Dodgers continue on their merry road ways

CINCINNATI -- When the Los Angeles Dodgers were scraping hard to produce runs against bottom-tier pitching last week, Don Mattingly was so sick and tired of watching it he could barely stand to answer questions. He must have been tempted to daydream about what was coming.

Ah, the open road.

The Dodgers have looked far more lively in humid locales, in front of fans who disdain them, than they have at their beautiful home ballpark, where the weather is virtually perfect and the fans are looking for any little hint of life to celebrate them.

Even in the midst of the most dispiriting homestand of the season, Mattingly said he never started fantasizing about getting on a plane and leaving LAX in its tailwind.

“I was just frustrated at the end of the homestand, but I’m happy right now,” he said. “We’re playing good. We’ll try to figure out home when we get home.”

That will, barring more dreadful weather, be late Thursday night, right before they open a six-game homestand against two sub-.500 division opponents in the Arizona Diamondbacks and Colorado Rockies.

Who knows, maybe the Dodgers will even wrap those six games up with their first winning homestand of 2014. Maybe they’ll finally share the good feelings with their fans.

But for now, they’re doing everything they can to enjoy the moment. After Tuesday’s 6-1 win over the Cincinnati Reds, a win Wednesday means they would have their first four-game winning streak of 2014.

They have gone 8-3 in their past 11 road games.

Funny thing is, it has been grueling travel. They have had to sit through more than nine hours of rain delays since they started traveling east of the Rockies at the end of April. Tuesday, they had to sit two hours and five minutes as thunder and lightning shook Great American Ballpark.

Antsy to get started, Josh Beckett, the team’s oldest starting pitcher, found himself pacing around the clubhouse, then seeking a little solitude in the weight room. Like the team, he seems impervious to the annoyances of the road. He went out and pitched his finest game since his May 25 no-hitter, which, you guessed it, came on the road, in Philadelphia. Beckett held the Reds to two hits over six innings.

“Just sitting around today for two hours and trying to stay loose,” Beckett said. “I’m not 23 anymore.”

It might be the start of something big.

The Dodgers finally took a little chunk off the San Francisco Giants’ big lead the past two nights, cutting it to 7 1/2 games. Or, it might just be another three-game winning streak. They’ve seen those before only to slide back.

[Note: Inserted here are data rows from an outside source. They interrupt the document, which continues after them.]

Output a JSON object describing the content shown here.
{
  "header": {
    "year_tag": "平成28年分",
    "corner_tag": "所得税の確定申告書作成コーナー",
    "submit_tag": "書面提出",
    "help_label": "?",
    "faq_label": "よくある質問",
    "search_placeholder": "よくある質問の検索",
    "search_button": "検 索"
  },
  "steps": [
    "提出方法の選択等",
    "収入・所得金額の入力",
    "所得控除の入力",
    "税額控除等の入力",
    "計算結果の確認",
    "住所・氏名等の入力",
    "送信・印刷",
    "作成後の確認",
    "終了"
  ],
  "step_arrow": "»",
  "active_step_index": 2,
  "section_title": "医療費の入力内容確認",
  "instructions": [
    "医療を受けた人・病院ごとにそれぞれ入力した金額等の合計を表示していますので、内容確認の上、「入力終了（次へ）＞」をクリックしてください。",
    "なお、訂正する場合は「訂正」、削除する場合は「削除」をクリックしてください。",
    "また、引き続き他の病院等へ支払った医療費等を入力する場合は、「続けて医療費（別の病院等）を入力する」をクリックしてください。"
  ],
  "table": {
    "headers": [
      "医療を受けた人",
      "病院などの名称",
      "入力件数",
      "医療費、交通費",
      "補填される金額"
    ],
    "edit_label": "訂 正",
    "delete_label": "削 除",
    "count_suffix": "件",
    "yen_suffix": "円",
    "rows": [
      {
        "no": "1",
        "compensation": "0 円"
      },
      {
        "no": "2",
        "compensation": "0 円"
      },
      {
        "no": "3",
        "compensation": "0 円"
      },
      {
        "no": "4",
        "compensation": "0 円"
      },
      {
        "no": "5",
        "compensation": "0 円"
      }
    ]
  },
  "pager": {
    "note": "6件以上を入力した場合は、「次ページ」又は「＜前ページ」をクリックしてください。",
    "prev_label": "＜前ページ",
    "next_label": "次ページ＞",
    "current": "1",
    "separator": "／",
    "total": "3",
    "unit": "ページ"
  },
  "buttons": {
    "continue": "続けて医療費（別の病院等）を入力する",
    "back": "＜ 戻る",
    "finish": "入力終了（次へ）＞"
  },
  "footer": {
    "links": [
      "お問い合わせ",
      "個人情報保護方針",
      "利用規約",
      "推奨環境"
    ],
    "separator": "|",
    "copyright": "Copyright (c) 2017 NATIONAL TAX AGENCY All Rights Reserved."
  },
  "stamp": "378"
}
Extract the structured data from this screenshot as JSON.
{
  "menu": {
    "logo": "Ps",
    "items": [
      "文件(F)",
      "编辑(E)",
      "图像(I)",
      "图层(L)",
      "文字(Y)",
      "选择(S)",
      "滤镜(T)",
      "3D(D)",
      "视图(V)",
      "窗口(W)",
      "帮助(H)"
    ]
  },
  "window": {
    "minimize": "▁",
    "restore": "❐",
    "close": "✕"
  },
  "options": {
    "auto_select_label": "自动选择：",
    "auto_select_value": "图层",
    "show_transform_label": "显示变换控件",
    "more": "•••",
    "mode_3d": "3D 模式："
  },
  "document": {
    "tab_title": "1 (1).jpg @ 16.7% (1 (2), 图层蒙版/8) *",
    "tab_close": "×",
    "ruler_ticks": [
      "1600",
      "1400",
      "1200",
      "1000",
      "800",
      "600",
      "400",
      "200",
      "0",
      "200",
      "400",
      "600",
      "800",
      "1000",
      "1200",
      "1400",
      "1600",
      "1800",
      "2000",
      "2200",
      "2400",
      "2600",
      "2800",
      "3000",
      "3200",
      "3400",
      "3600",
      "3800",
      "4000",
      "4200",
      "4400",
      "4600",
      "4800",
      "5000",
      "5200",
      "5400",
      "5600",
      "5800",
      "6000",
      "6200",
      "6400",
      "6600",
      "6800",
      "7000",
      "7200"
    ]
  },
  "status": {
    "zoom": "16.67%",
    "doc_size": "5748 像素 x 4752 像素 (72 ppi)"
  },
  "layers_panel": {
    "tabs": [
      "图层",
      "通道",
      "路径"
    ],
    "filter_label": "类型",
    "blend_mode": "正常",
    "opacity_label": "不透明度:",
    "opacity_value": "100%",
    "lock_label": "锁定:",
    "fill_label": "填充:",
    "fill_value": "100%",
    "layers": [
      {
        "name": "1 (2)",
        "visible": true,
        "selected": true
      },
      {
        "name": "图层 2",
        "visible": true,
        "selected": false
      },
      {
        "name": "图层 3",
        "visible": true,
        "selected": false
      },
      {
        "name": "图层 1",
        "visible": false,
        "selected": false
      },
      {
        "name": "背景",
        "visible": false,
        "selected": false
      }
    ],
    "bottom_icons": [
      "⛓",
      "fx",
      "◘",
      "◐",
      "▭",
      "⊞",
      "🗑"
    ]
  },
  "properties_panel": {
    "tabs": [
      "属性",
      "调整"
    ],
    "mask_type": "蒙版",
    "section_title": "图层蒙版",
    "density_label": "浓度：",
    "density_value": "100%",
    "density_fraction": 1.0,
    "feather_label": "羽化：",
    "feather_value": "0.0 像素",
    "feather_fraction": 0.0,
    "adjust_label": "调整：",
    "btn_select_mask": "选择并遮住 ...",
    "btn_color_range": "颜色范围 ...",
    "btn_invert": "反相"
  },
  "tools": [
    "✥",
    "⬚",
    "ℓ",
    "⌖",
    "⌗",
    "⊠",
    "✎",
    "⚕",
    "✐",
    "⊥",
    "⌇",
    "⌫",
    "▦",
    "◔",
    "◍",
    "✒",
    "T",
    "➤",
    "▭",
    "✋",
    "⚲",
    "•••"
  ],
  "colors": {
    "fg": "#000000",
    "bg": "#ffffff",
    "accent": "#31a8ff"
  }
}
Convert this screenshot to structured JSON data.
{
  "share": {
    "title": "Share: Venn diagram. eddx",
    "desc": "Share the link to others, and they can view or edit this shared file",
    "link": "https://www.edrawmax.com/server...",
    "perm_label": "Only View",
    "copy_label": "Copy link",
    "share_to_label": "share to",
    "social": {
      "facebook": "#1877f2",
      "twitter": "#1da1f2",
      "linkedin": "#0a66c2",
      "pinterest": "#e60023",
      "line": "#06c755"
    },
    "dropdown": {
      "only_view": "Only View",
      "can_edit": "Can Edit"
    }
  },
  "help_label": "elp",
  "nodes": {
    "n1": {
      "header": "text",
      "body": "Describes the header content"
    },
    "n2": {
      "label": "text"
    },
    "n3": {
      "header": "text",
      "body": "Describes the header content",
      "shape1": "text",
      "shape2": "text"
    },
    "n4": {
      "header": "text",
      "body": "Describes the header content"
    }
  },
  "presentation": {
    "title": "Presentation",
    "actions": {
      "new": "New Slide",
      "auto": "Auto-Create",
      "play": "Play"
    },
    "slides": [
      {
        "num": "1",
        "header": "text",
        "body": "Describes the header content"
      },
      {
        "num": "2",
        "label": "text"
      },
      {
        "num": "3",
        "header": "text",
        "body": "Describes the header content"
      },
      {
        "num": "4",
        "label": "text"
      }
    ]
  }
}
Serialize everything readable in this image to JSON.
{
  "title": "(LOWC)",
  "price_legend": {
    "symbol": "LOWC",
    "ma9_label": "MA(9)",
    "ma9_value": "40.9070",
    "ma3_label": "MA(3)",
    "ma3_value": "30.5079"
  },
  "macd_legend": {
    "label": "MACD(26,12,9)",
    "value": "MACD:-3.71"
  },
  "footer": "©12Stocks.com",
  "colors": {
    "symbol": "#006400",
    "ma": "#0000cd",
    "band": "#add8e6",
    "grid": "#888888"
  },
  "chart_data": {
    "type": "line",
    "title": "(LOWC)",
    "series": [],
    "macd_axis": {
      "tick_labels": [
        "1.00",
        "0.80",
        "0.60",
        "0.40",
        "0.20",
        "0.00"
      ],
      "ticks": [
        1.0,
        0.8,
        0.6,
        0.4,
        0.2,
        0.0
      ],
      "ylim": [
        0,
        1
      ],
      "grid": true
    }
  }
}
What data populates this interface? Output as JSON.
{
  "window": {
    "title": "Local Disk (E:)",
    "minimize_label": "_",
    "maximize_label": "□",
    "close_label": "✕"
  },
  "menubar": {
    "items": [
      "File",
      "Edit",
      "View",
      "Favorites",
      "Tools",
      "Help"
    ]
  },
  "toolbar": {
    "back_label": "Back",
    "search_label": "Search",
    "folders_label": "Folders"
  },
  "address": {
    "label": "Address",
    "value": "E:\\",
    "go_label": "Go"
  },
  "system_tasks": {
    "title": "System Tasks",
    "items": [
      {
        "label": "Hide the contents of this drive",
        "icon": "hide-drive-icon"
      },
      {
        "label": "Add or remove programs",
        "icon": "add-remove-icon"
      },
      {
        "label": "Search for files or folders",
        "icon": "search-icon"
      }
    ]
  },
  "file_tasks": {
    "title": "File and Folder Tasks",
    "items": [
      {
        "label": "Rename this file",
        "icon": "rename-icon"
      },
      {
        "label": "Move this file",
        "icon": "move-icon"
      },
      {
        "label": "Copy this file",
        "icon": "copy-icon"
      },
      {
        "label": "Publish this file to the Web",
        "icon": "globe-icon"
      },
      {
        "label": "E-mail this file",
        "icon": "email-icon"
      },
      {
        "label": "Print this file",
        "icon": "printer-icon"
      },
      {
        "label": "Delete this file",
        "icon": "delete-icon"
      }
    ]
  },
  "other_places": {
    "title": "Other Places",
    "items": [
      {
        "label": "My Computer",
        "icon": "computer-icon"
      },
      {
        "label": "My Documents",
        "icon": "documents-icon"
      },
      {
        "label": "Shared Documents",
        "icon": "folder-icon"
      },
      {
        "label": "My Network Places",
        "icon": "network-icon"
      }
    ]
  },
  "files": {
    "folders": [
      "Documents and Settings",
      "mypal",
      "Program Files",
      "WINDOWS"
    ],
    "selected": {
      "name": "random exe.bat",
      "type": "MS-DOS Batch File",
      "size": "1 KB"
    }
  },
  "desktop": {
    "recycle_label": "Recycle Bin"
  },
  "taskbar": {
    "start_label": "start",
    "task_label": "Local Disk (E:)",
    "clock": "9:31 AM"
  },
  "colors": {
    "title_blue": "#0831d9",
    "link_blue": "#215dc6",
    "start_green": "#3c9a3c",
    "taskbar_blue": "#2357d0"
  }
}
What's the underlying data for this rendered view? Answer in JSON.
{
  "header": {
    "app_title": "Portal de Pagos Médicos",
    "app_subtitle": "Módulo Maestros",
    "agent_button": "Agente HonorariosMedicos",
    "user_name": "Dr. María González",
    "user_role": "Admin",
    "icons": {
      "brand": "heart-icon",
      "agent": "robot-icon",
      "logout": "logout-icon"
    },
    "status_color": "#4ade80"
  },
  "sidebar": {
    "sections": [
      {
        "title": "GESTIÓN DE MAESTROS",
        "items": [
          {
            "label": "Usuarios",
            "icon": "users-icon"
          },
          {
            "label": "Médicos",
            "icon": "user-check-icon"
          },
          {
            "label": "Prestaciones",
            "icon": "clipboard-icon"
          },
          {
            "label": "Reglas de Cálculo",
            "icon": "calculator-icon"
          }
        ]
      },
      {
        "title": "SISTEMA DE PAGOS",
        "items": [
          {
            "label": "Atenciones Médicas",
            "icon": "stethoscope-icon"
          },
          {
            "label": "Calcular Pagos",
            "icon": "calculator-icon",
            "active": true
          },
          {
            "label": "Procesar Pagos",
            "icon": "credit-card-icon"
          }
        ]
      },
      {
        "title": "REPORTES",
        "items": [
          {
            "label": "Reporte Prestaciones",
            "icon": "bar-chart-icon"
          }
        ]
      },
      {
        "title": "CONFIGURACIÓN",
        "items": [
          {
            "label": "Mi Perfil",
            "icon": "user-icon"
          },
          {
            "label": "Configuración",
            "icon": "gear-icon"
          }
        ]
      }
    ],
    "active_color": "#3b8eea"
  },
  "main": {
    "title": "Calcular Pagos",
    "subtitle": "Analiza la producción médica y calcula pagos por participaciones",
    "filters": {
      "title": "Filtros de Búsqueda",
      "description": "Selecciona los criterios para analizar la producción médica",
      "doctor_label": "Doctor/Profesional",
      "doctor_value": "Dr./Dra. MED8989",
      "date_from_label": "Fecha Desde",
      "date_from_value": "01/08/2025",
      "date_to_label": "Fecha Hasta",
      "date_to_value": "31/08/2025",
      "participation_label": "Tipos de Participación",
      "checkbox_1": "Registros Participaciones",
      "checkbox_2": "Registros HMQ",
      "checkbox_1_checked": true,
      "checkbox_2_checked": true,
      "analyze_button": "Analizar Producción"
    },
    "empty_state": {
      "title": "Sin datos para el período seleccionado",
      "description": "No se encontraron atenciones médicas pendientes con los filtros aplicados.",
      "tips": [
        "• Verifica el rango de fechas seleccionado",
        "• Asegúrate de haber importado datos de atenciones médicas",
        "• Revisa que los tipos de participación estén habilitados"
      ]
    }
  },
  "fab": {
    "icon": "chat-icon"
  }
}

One thing is reasonably certain: To get to where they want to go, they’re probably going to have to win more than their current pace of 40 percent of their home games. Their fans, many of whom have no way to see them when they’re on the road because of the TV dispute, certainly hope that’s the case.